Task instructions => In the copy, keep every line below as it is and leave out the pictures.
BEGIN Entries provided
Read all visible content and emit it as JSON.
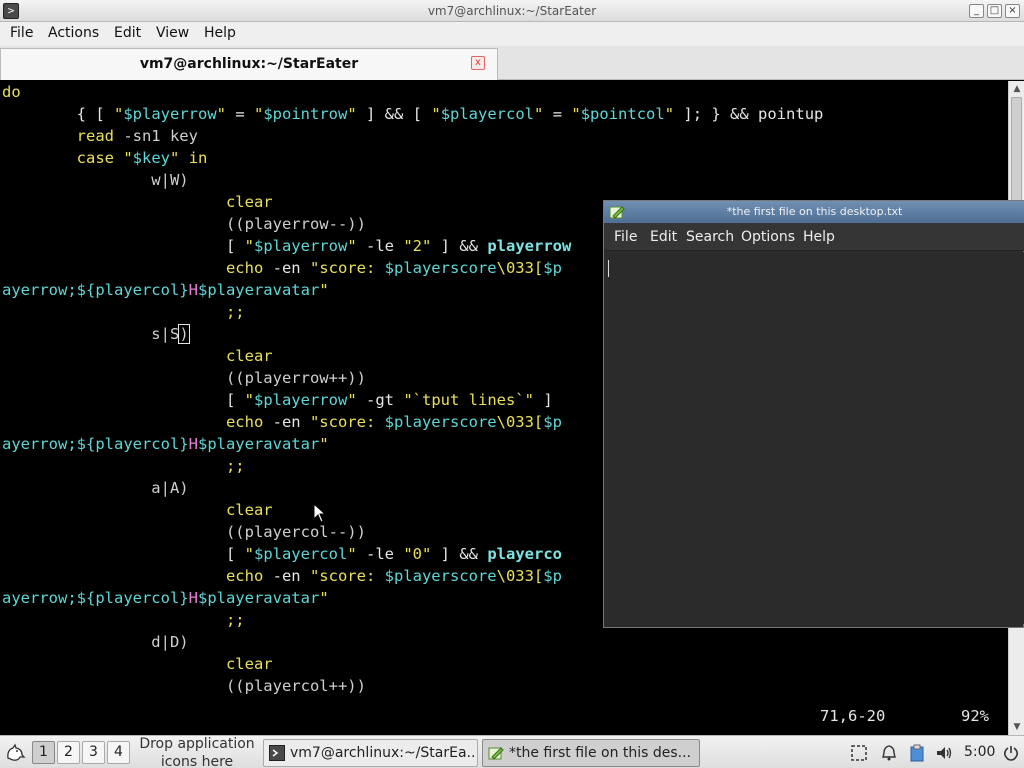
{
  "terminal": {
    "window_title": "vm7@archlinux:~/StarEater",
    "menu": [
      "File",
      "Actions",
      "Edit",
      "View",
      "Help"
    ],
    "tab_label": "vm7@archlinux:~/StarEater",
    "tab_close": "x",
    "status_position": "71,6-20",
    "status_percent": "92%",
    "lines": [
      [
        {
          "t": "do",
          "c": "kw"
        }
      ],
      [
        {
          "t": "        { [ ",
          "c": "op"
        },
        {
          "t": "\"",
          "c": "str"
        },
        {
          "t": "$playerrow",
          "c": "var"
        },
        {
          "t": "\"",
          "c": "str"
        },
        {
          "t": " = ",
          "c": "op"
        },
        {
          "t": "\"",
          "c": "str"
        },
        {
          "t": "$pointrow",
          "c": "var"
        },
        {
          "t": "\"",
          "c": "str"
        },
        {
          "t": " ] && [ ",
          "c": "op"
        },
        {
          "t": "\"",
          "c": "str"
        },
        {
          "t": "$playercol",
          "c": "var"
        },
        {
          "t": "\"",
          "c": "str"
        },
        {
          "t": " = ",
          "c": "op"
        },
        {
          "t": "\"",
          "c": "str"
        },
        {
          "t": "$pointcol",
          "c": "var"
        },
        {
          "t": "\"",
          "c": "str"
        },
        {
          "t": " ]; } && pointup",
          "c": "op"
        }
      ],
      [
        {
          "t": "        ",
          "c": "op"
        },
        {
          "t": "read",
          "c": "kw"
        },
        {
          "t": " -sn1 key",
          "c": "dim"
        }
      ],
      [
        {
          "t": "        ",
          "c": "op"
        },
        {
          "t": "case",
          "c": "kw"
        },
        {
          "t": " ",
          "c": "op"
        },
        {
          "t": "\"",
          "c": "str"
        },
        {
          "t": "$key",
          "c": "var"
        },
        {
          "t": "\"",
          "c": "str"
        },
        {
          "t": " ",
          "c": "op"
        },
        {
          "t": "in",
          "c": "kw"
        }
      ],
      [
        {
          "t": "                w|W)",
          "c": "dim"
        }
      ],
      [
        {
          "t": "                        ",
          "c": "op"
        },
        {
          "t": "clear",
          "c": "kw"
        }
      ],
      [
        {
          "t": "                        ((playerrow--))",
          "c": "dim"
        }
      ],
      [
        {
          "t": "                        [ ",
          "c": "op"
        },
        {
          "t": "\"",
          "c": "str"
        },
        {
          "t": "$playerrow",
          "c": "var"
        },
        {
          "t": "\"",
          "c": "str"
        },
        {
          "t": " -le ",
          "c": "op"
        },
        {
          "t": "\"2\"",
          "c": "str"
        },
        {
          "t": " ] && ",
          "c": "op"
        },
        {
          "t": "playerrow",
          "c": "bold"
        }
      ],
      [
        {
          "t": "                        ",
          "c": "op"
        },
        {
          "t": "echo",
          "c": "kw"
        },
        {
          "t": " -en ",
          "c": "op"
        },
        {
          "t": "\"score: ",
          "c": "str"
        },
        {
          "t": "$playerscore",
          "c": "var"
        },
        {
          "t": "\\033[",
          "c": "str"
        },
        {
          "t": "$p",
          "c": "var"
        }
      ],
      [
        {
          "t": "ayerrow;",
          "c": "var"
        },
        {
          "t": "${playercol}",
          "c": "var"
        },
        {
          "t": "H",
          "c": "esc"
        },
        {
          "t": "$playeravatar",
          "c": "var"
        },
        {
          "t": "\"",
          "c": "str"
        }
      ],
      [
        {
          "t": "                        ;;",
          "c": "kw"
        }
      ],
      [
        {
          "t": "                s|S",
          "c": "dim"
        },
        {
          "t": ")",
          "c": "cursor"
        }
      ],
      [
        {
          "t": "                        ",
          "c": "op"
        },
        {
          "t": "clear",
          "c": "kw"
        }
      ],
      [
        {
          "t": "                        ((playerrow++))",
          "c": "dim"
        }
      ],
      [
        {
          "t": "                        [ ",
          "c": "op"
        },
        {
          "t": "\"",
          "c": "str"
        },
        {
          "t": "$playerrow",
          "c": "var"
        },
        {
          "t": "\"",
          "c": "str"
        },
        {
          "t": " -gt ",
          "c": "op"
        },
        {
          "t": "\"`tput lines`\"",
          "c": "str"
        },
        {
          "t": " ]",
          "c": "op"
        }
      ],
      [
        {
          "t": "                        ",
          "c": "op"
        },
        {
          "t": "echo",
          "c": "kw"
        },
        {
          "t": " -en ",
          "c": "op"
        },
        {
          "t": "\"score: ",
          "c": "str"
        },
        {
          "t": "$playerscore",
          "c": "var"
        },
        {
          "t": "\\033[",
          "c": "str"
        },
        {
          "t": "$p",
          "c": "var"
        }
      ],
      [
        {
          "t": "ayerrow;",
          "c": "var"
        },
        {
          "t": "${playercol}",
          "c": "var"
        },
        {
          "t": "H",
          "c": "esc"
        },
        {
          "t": "$playeravatar",
          "c": "var"
        },
        {
          "t": "\"",
          "c": "str"
        }
      ],
      [
        {
          "t": "                        ;;",
          "c": "kw"
        }
      ],
      [
        {
          "t": "                a|A)",
          "c": "dim"
        }
      ],
      [
        {
          "t": "                        ",
          "c": "op"
        },
        {
          "t": "clear",
          "c": "kw"
        }
      ],
      [
        {
          "t": "                        ((playercol--))",
          "c": "dim"
        }
      ],
      [
        {
          "t": "                        [ ",
          "c": "op"
        },
        {
          "t": "\"",
          "c": "str"
        },
        {
          "t": "$playercol",
          "c": "var"
        },
        {
          "t": "\"",
          "c": "str"
        },
        {
          "t": " -le ",
          "c": "op"
        },
        {
          "t": "\"0\"",
          "c": "str"
        },
        {
          "t": " ] && ",
          "c": "op"
        },
        {
          "t": "playerco",
          "c": "bold"
        }
      ],
      [
        {
          "t": "                        ",
          "c": "op"
        },
        {
          "t": "echo",
          "c": "kw"
        },
        {
          "t": " -en ",
          "c": "op"
        },
        {
          "t": "\"score: ",
          "c": "str"
        },
        {
          "t": "$playerscore",
          "c": "var"
        },
        {
          "t": "\\033[",
          "c": "str"
        },
        {
          "t": "$p",
          "c": "var"
        }
      ],
      [
        {
          "t": "ayerrow;",
          "c": "var"
        },
        {
          "t": "${playercol}",
          "c": "var"
        },
        {
          "t": "H",
          "c": "esc"
        },
        {
          "t": "$playeravatar",
          "c": "var"
        },
        {
          "t": "\"",
          "c": "str"
        }
      ],
      [
        {
          "t": "                        ;;",
          "c": "kw"
        }
      ],
      [
        {
          "t": "                d|D)",
          "c": "dim"
        }
      ],
      [
        {
          "t": "                        ",
          "c": "op"
        },
        {
          "t": "clear",
          "c": "kw"
        }
      ],
      [
        {
          "t": "                        ((playercol++))",
          "c": "dim"
        }
      ]
    ]
  },
  "editor": {
    "window_title": "*the first file on this desktop.txt",
    "menu": [
      "File",
      "Edit",
      "Search",
      "Options",
      "Help"
    ]
  },
  "taskbar": {
    "workspaces": [
      "1",
      "2",
      "3",
      "4"
    ],
    "active_workspace": "1",
    "drop_hint": "Drop application icons here",
    "tasks": [
      {
        "label": "vm7@archlinux:~/StarEa...",
        "icon": "terminal-icon"
      },
      {
        "label": "*the first file on this des...",
        "icon": "text-editor-icon"
      }
    ],
    "clock": "5:00"
  },
  "colors": {
    "terminal_bg": "#000000",
    "keyword": "#e9e05a",
    "variable": "#5fd7d7",
    "escape": "#e67ed6",
    "editor_titlebar": "#5a7aa3"
  }
}
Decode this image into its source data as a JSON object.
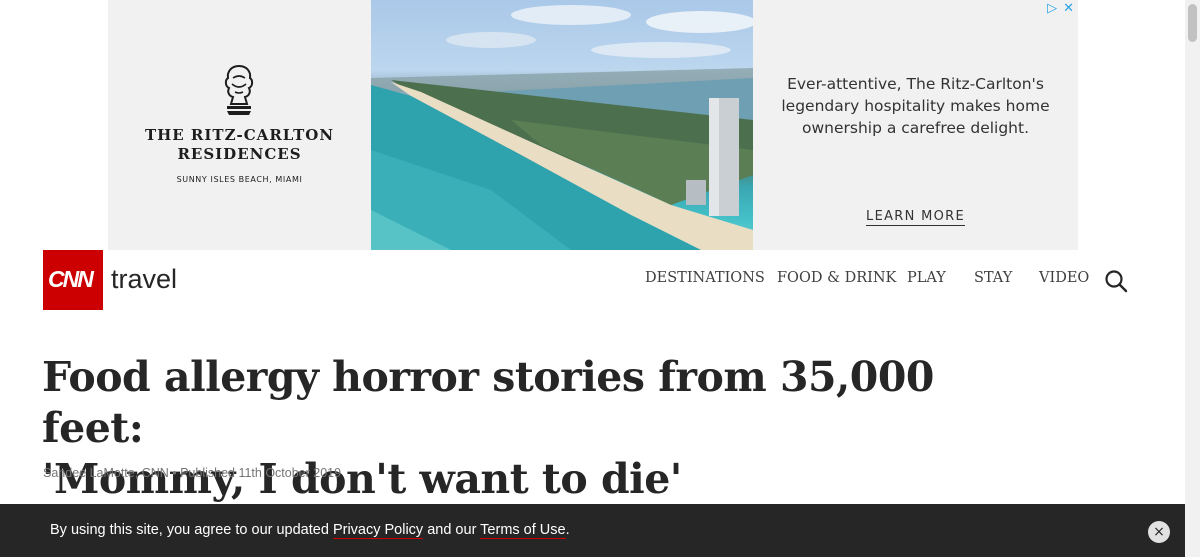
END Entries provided
Exercise response =>
Read all visible content and emit it as JSON.
{
  "terminal": {
    "window_title": "vm7@archlinux:~/StarEater",
    "menu": [
      "File",
      "Actions",
      "Edit",
      "View",
      "Help"
    ],
    "tab_label": "vm7@archlinux:~/StarEater",
    "tab_close": "x",
    "status_position": "71,6-20",
    "status_percent": "92%",
    "lines": [
      [
        {
          "t": "do",
          "c": "kw"
        }
      ],
      [
        {
          "t": "        { [ ",
          "c": "op"
        },
        {
          "t": "\"",
          "c": "str"
        },
        {
          "t": "$playerrow",
          "c": "var"
        },
        {
          "t": "\"",
          "c": "str"
        },
        {
          "t": " = ",
          "c": "op"
        },
        {
          "t": "\"",
          "c": "str"
        },
        {
          "t": "$pointrow",
          "c": "var"
        },
        {
          "t": "\"",
          "c": "str"
        },
        {
          "t": " ] && [ ",
          "c": "op"
        },
        {
          "t": "\"",
          "c": "str"
        },
        {
          "t": "$playercol",
          "c": "var"
        },
        {
          "t": "\"",
          "c": "str"
        },
        {
          "t": " = ",
          "c": "op"
        },
        {
          "t": "\"",
          "c": "str"
        },
        {
          "t": "$pointcol",
          "c": "var"
        },
        {
          "t": "\"",
          "c": "str"
        },
        {
          "t": " ]; } && pointup",
          "c": "op"
        }
      ],
      [
        {
          "t": "        ",
          "c": "op"
        },
        {
          "t": "read",
          "c": "kw"
        },
        {
          "t": " -sn1 key",
          "c": "dim"
        }
      ],
      [
        {
          "t": "        ",
          "c": "op"
        },
        {
          "t": "case",
          "c": "kw"
        },
        {
          "t": " ",
          "c": "op"
        },
        {
          "t": "\"",
          "c": "str"
        },
        {
          "t": "$key",
          "c": "var"
        },
        {
          "t": "\"",
          "c": "str"
        },
        {
          "t": " ",
          "c": "op"
        },
        {
          "t": "in",
          "c": "kw"
        }
      ],
      [
        {
          "t": "                w|W)",
          "c": "dim"
        }
      ],
      [
        {
          "t": "                        ",
          "c": "op"
        },
        {
          "t": "clear",
          "c": "kw"
        }
      ],
      [
        {
          "t": "                        ((playerrow--))",
          "c": "dim"
        }
      ],
      [
        {
          "t": "                        [ ",
          "c": "op"
        },
        {
          "t": "\"",
          "c": "str"
        },
        {
          "t": "$playerrow",
          "c": "var"
        },
        {
          "t": "\"",
          "c": "str"
        },
        {
          "t": " -le ",
          "c": "op"
        },
        {
          "t": "\"2\"",
          "c": "str"
        },
        {
          "t": " ] && ",
          "c": "op"
        },
        {
          "t": "playerrow",
          "c": "bold"
        }
      ],
      [
        {
          "t": "                        ",
          "c": "op"
        },
        {
          "t": "echo",
          "c": "kw"
        },
        {
          "t": " -en ",
          "c": "op"
        },
        {
          "t": "\"score: ",
          "c": "str"
        },
        {
          "t": "$playerscore",
          "c": "var"
        },
        {
          "t": "\\033[",
          "c": "str"
        },
        {
          "t": "$p",
          "c": "var"
        }
      ],
      [
        {
          "t": "ayerrow;",
          "c": "var"
        },
        {
          "t": "${playercol}",
          "c": "var"
        },
        {
          "t": "H",
          "c": "esc"
        },
        {
          "t": "$playeravatar",
          "c": "var"
        },
        {
          "t": "\"",
          "c": "str"
        }
      ],
      [
        {
          "t": "                        ;;",
          "c": "kw"
        }
      ],
      [
        {
          "t": "                s|S",
          "c": "dim"
        },
        {
          "t": ")",
          "c": "cursor"
        }
      ],
      [
        {
          "t": "                        ",
          "c": "op"
        },
        {
          "t": "clear",
          "c": "kw"
        }
      ],
      [
        {
          "t": "                        ((playerrow++))",
          "c": "dim"
        }
      ],
      [
        {
          "t": "                        [ ",
          "c": "op"
        },
        {
          "t": "\"",
          "c": "str"
        },
        {
          "t": "$playerrow",
          "c": "var"
        },
        {
          "t": "\"",
          "c": "str"
        },
        {
          "t": " -gt ",
          "c": "op"
        },
        {
          "t": "\"`tput lines`\"",
          "c": "str"
        },
        {
          "t": " ]",
          "c": "op"
        }
      ],
      [
        {
          "t": "                        ",
          "c": "op"
        },
        {
          "t": "echo",
          "c": "kw"
        },
        {
          "t": " -en ",
          "c": "op"
        },
        {
          "t": "\"score: ",
          "c": "str"
        },
        {
          "t": "$playerscore",
          "c": "var"
        },
        {
          "t": "\\033[",
          "c": "str"
        },
        {
          "t": "$p",
          "c": "var"
        }
      ],
      [
        {
          "t": "ayerrow;",
          "c": "var"
        },
        {
          "t": "${playercol}",
          "c": "var"
        },
        {
          "t": "H",
          "c": "esc"
        },
        {
          "t": "$playeravatar",
          "c": "var"
        },
        {
          "t": "\"",
          "c": "str"
        }
      ],
      [
        {
          "t": "                        ;;",
          "c": "kw"
        }
      ],
      [
        {
          "t": "                a|A)",
          "c": "dim"
        }
      ],
      [
        {
          "t": "                        ",
          "c": "op"
        },
        {
          "t": "clear",
          "c": "kw"
        }
      ],
      [
        {
          "t": "                        ((playercol--))",
          "c": "dim"
        }
      ],
      [
        {
          "t": "                        [ ",
          "c": "op"
        },
        {
          "t": "\"",
          "c": "str"
        },
        {
          "t": "$playercol",
          "c": "var"
        },
        {
          "t": "\"",
          "c": "str"
        },
        {
          "t": " -le ",
          "c": "op"
        },
        {
          "t": "\"0\"",
          "c": "str"
        },
        {
          "t": " ] && ",
          "c": "op"
        },
        {
          "t": "playerco",
          "c": "bold"
        }
      ],
      [
        {
          "t": "                        ",
          "c": "op"
        },
        {
          "t": "echo",
          "c": "kw"
        },
        {
          "t": " -en ",
          "c": "op"
        },
        {
          "t": "\"score: ",
          "c": "str"
        },
        {
          "t": "$playerscore",
          "c": "var"
        },
        {
          "t": "\\033[",
          "c": "str"
        },
        {
          "t": "$p",
          "c": "var"
        }
      ],
      [
        {
          "t": "ayerrow;",
          "c": "var"
        },
        {
          "t": "${playercol}",
          "c": "var"
        },
        {
          "t": "H",
          "c": "esc"
        },
        {
          "t": "$playeravatar",
          "c": "var"
        },
        {
          "t": "\"",
          "c": "str"
        }
      ],
      [
        {
          "t": "                        ;;",
          "c": "kw"
        }
      ],
      [
        {
          "t": "                d|D)",
          "c": "dim"
        }
      ],
      [
        {
          "t": "                        ",
          "c": "op"
        },
        {
          "t": "clear",
          "c": "kw"
        }
      ],
      [
        {
          "t": "                        ((playercol++))",
          "c": "dim"
        }
      ]
    ]
  },
  "editor": {
    "window_title": "*the first file on this desktop.txt",
    "menu": [
      "File",
      "Edit",
      "Search",
      "Options",
      "Help"
    ]
  },
  "taskbar": {
    "workspaces": [
      "1",
      "2",
      "3",
      "4"
    ],
    "active_workspace": "1",
    "drop_hint": "Drop application icons here",
    "tasks": [
      {
        "label": "vm7@archlinux:~/StarEa...",
        "icon": "terminal-icon"
      },
      {
        "label": "*the first file on this des...",
        "icon": "text-editor-icon"
      }
    ],
    "clock": "5:00"
  },
  "colors": {
    "terminal_bg": "#000000",
    "keyword": "#e9e05a",
    "variable": "#5fd7d7",
    "escape": "#e67ed6",
    "editor_titlebar": "#5a7aa3"
  }
}
Decode this image into its source data as a JSON object.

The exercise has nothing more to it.